Daily

CALL TO MIND

New apps provide mental health support

Mental illness is reportedly on the rise in the U.S., yet access to care is declining. Given this growing epidemic, more resources are normalizing the conversation around mental health, while new startups are emerging to provide relief in the form of online support networks and on-demand access to trained responders.

HUDDLE

While there’s no shortage of digital therapy tools for people to discuss their mental health challenges with licensed professionals, Huddle provides peer-to-peer support, so users can connect with others experiencing similar struggles and find community and catharsis. Users can join support groups and upload videos of themselves talking about their feelings, experiences, suggestions for coping, and comment on and reply to others’ videos. They can also directly message the person who posted each video. While Huddle allows people to pixelate their video if they want to be anonymous, most choose not to do so as the platform provides a safe space and many find it beneficial to be vulnerable.

SUNRISE HEALTH

Startup Sunrise Health aims to help people find support in between therapy sessions by providing group therapy via text. Users create pseudonyms to remain anonymous and select the issue they’re dealing with, such as depression, grief, or PTSD, and then are placed in a support group with less than a dozen people who are experiencing a similar condition. Each group has a professional therapist who connects with them individually and gives them diagnostic forms.
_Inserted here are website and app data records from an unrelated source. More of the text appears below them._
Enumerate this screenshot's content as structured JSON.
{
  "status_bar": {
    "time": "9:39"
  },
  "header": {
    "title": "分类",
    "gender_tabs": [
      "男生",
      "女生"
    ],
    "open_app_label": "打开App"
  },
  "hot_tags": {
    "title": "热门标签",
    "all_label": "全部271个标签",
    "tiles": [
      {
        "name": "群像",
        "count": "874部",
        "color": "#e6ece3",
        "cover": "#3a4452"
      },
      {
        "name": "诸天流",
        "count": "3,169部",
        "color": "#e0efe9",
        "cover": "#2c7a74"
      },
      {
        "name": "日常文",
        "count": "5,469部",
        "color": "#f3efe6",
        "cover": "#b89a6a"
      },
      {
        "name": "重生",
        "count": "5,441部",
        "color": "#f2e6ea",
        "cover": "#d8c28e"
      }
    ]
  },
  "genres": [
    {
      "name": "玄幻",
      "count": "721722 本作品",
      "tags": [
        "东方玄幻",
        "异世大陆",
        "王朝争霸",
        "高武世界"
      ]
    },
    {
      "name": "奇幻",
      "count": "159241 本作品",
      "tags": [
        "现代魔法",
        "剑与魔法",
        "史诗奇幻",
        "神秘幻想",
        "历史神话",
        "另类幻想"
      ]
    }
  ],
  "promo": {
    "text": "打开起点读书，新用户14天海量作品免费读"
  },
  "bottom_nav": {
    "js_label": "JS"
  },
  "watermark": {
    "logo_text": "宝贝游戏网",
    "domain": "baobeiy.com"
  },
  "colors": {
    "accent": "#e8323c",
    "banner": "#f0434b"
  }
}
Users can then chat with their group 24/7, while having the guidance of a licensed professional, and AI to prevent abuse and detect if emergencies arise. In addition to texting, users can also join moderator-led group phone calls.

CONCRN

When someone is experiencing a mental health crisis, dialing 911 isn’t necessarily the best way to get them the help they need. Non-profit startup and mobile app Concrn seeks to provide a more relevant solution in such scenarios by connecting people needing support with compassionate responders. The non-profit platform, which currently operates in select areas of San Francisco, has a team of responders and volunteers with backgrounds in social work, emergency medical training, and other related areas. Once they arrive at a scene, they can determine if they can handle the situation or if the police’s support is needed.